After having a hard time making the 7 foot indy bullwhip the last two bullwhips have been much easier and are coming along very well. I think my was working something out and gave me a bad whipmaking day when I made the 7 footy.
On Thursday I ordered some more kangaroo skins to make a few more KotCS bullwhips. And I’ll probably head up to visit David Morgan this week to get some more natural tan kangaroo skins.
The 8 foot KotCS Bullwhip is almost finished all it needs is a wrist loop and knots. I’ve also started work on an 8 foot Indy Bullwhip (morgan style). Here’s both bullwhips:
The Morgan style Indy bullwhip has two finished belllies. The KotCS Bullwhip has a Jacka-like transition.
My cutting time for the overlay has gotten much faster. I think the last time I timed myself it took about an hour and a half to cut the overlay for a 6 foot bullwhip. The last two bullwhips I’ve made have taken about an hour and change for an 8 foot bullwhip. When cutting the overlay I made a little pile of all the pieces I cut off the kangaroo skin to make the corners wider (see picture below):
I should get the bolster cut out tonight. Tomorrow my daughter and I are hanging out all day with a friend of mine (an amazing comedian) that is spending the day with his niece, so I probably won’t get much work done. But I should find time on Sunday to get most of the overlay plaited.
Many bullwhip makers make “matched” pairs, so to stand out from the crowd I make a “similar” pair. Well that’s not why I made them. I mader the bullwhip on the left as a test and I liked it so I kept it for my personal whip. then I made the second one to make a pair for me to do two handed cracking with them.
A lot of people say that for two handed cracking you need a matched pair, but Gery Deer has written a FAQ about why it’s not necessary to have an exactly matching pair. I agree with him.
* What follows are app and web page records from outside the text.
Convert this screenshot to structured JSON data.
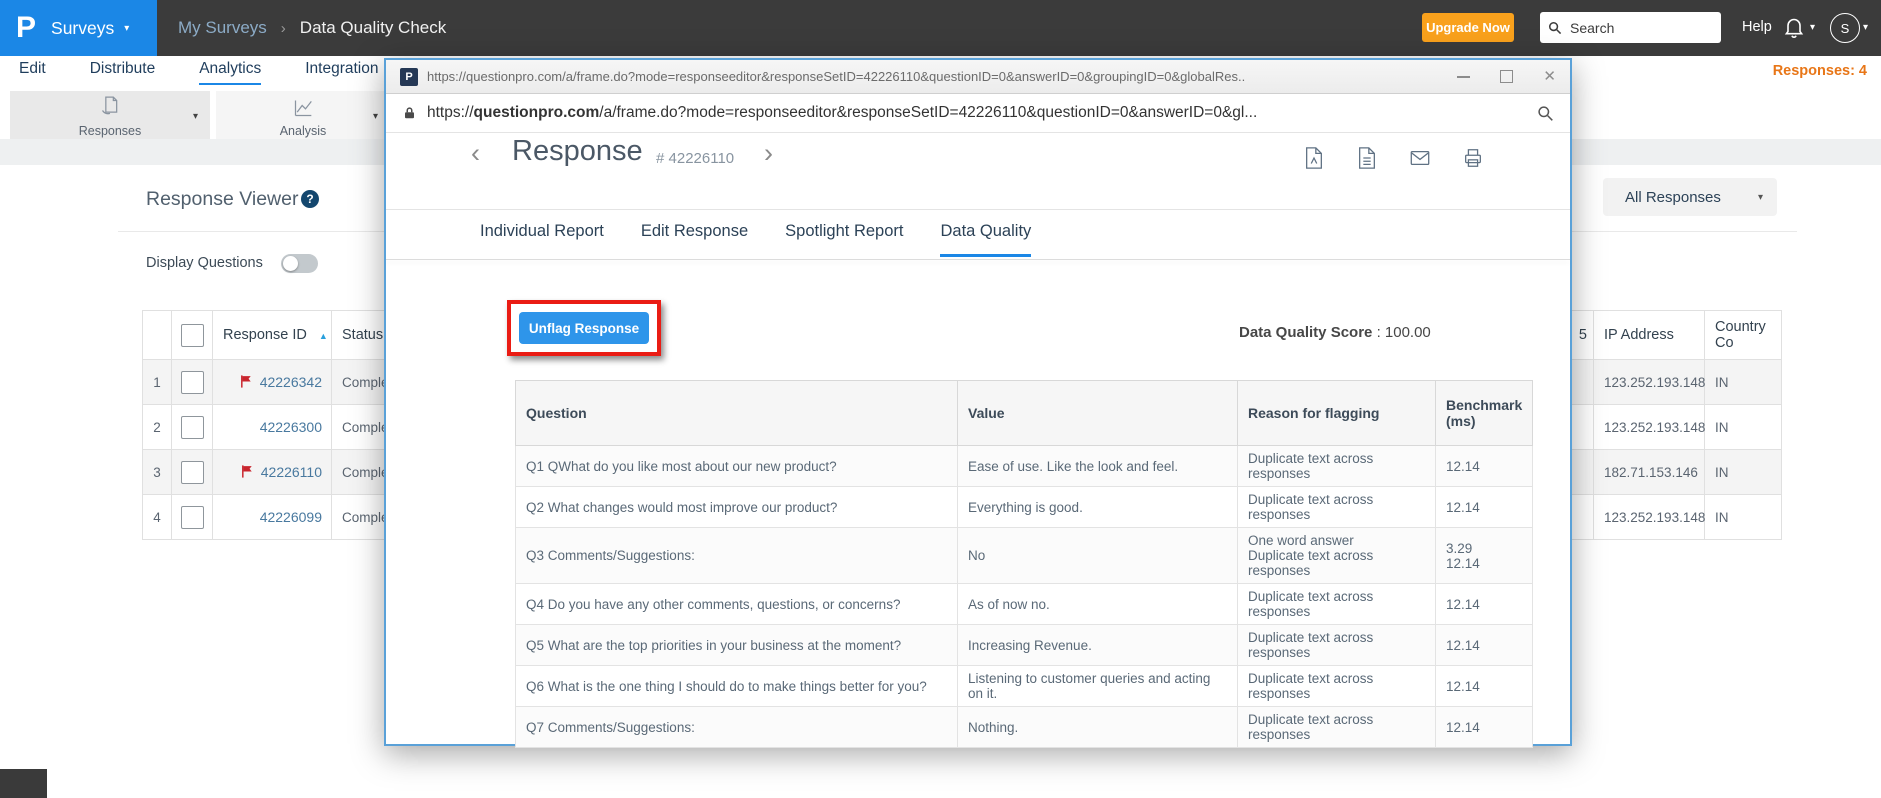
{
  "topbar": {
    "logo_letter": "P",
    "product_label": "Surveys",
    "breadcrumb": {
      "parent": "My Surveys",
      "separator": "›",
      "current": "Data Quality Check"
    },
    "upgrade_label": "Upgrade Now",
    "search_placeholder": "Search",
    "help_label": "Help",
    "avatar_initial": "S"
  },
  "nav": {
    "items": [
      {
        "label": "Edit",
        "active": false
      },
      {
        "label": "Distribute",
        "active": false
      },
      {
        "label": "Analytics",
        "active": true
      },
      {
        "label": "Integration",
        "active": false
      }
    ],
    "responses_count": "Responses: 4"
  },
  "toolbar": {
    "groups": [
      {
        "label": "Responses",
        "icon": "document-hand-icon"
      },
      {
        "label": "Analysis",
        "icon": "line-chart-icon"
      }
    ]
  },
  "viewer": {
    "title": "Response Viewer",
    "help_glyph": "?",
    "display_questions_label": "Display Questions",
    "toggle_on": false,
    "filter_value": "All Responses",
    "left_table": {
      "headers": {
        "response_id": "Response ID",
        "status": "Status"
      },
      "rows": [
        {
          "num": "1",
          "id": "42226342",
          "flagged": true,
          "status": "Comple"
        },
        {
          "num": "2",
          "id": "42226300",
          "flagged": false,
          "status": "Comple"
        },
        {
          "num": "3",
          "id": "42226110",
          "flagged": true,
          "status": "Comple"
        },
        {
          "num": "4",
          "id": "42226099",
          "flagged": false,
          "status": "Comple"
        }
      ]
    },
    "right_table": {
      "headers": {
        "col5": "5",
        "ip": "IP Address",
        "country": "Country Co"
      },
      "rows": [
        {
          "ip": "123.252.193.148",
          "country": "IN"
        },
        {
          "ip": "123.252.193.148",
          "country": "IN"
        },
        {
          "ip": "182.71.153.146",
          "country": "IN"
        },
        {
          "ip": "123.252.193.148",
          "country": "IN"
        }
      ]
    }
  },
  "modal": {
    "titlebar": {
      "logo_letter": "P",
      "url": "https://questionpro.com/a/frame.do?mode=responseeditor&responseSetID=42226110&questionID=0&answerID=0&groupingID=0&globalRes..",
      "close_glyph": "✕"
    },
    "addressbar": {
      "url_prefix": "https://",
      "url_domain": "questionpro.com",
      "url_path": "/a/frame.do?mode=responseeditor&responseSetID=42226110&questionID=0&answerID=0&gl..."
    },
    "header": {
      "prev_glyph": "‹",
      "title": "Response",
      "id_label": "# 42226110",
      "next_glyph": "›"
    },
    "tabs": [
      {
        "label": "Individual Report",
        "active": false
      },
      {
        "label": "Edit Response",
        "active": false
      },
      {
        "label": "Spotlight Report",
        "active": false
      },
      {
        "label": "Data Quality",
        "active": true
      }
    ],
    "unflag_label": "Unflag Response",
    "score": {
      "label": "Data Quality Score",
      "value": ": 100.00"
    },
    "table": {
      "headers": [
        "Question",
        "Value",
        "Reason for flagging",
        "Benchmark (ms)"
      ],
      "rows": [
        {
          "question": "Q1  QWhat do you like most about our new product?",
          "value": "Ease of use. Like the look and feel.",
          "reasons": [
            "Duplicate text across responses"
          ],
          "benchmarks": [
            "12.14"
          ]
        },
        {
          "question": "Q2 What changes would most improve our product?",
          "value": "Everything is good.",
          "reasons": [
            "Duplicate text across responses"
          ],
          "benchmarks": [
            "12.14"
          ]
        },
        {
          "question": "Q3 Comments/Suggestions:",
          "value": "No",
          "reasons": [
            "One word answer",
            "Duplicate text across responses"
          ],
          "benchmarks": [
            "3.29",
            "12.14"
          ]
        },
        {
          "question": "Q4 Do you have any other comments, questions, or concerns?",
          "value": "As of now no.",
          "reasons": [
            "Duplicate text across responses"
          ],
          "benchmarks": [
            "12.14"
          ]
        },
        {
          "question": "Q5 What are the top priorities in your business at the moment?",
          "value": "Increasing Revenue.",
          "reasons": [
            "Duplicate text across responses"
          ],
          "benchmarks": [
            "12.14"
          ]
        },
        {
          "question": "Q6 What is the one thing I should do to make things better for you?",
          "value": "Listening to customer queries and acting on it.",
          "reasons": [
            "Duplicate text across responses"
          ],
          "benchmarks": [
            "12.14"
          ]
        },
        {
          "question": "Q7 Comments/Suggestions:",
          "value": "Nothing.",
          "reasons": [
            "Duplicate text across responses"
          ],
          "benchmarks": [
            "12.14"
          ]
        }
      ]
    }
  },
  "colors": {
    "accent_blue": "#1b87e6",
    "topbar_bg": "#3b3b3b",
    "upgrade_orange": "#f9a11c",
    "responses_count_orange": "#e87617",
    "flag_red": "#c9252d",
    "annotation_red": "#ea1c14",
    "unflag_button_blue": "#2e95ea",
    "link_blue": "#49799f"
  },
  "icons": {
    "search": "magnifier",
    "bell": "notifications",
    "lock": "secure-connection",
    "pdf": "export-pdf",
    "xls": "export-excel",
    "email": "send-email",
    "print": "print"
  }
}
The older whip is about 2 months old and the one on the right’s first trip out was today. They were a ton of fun!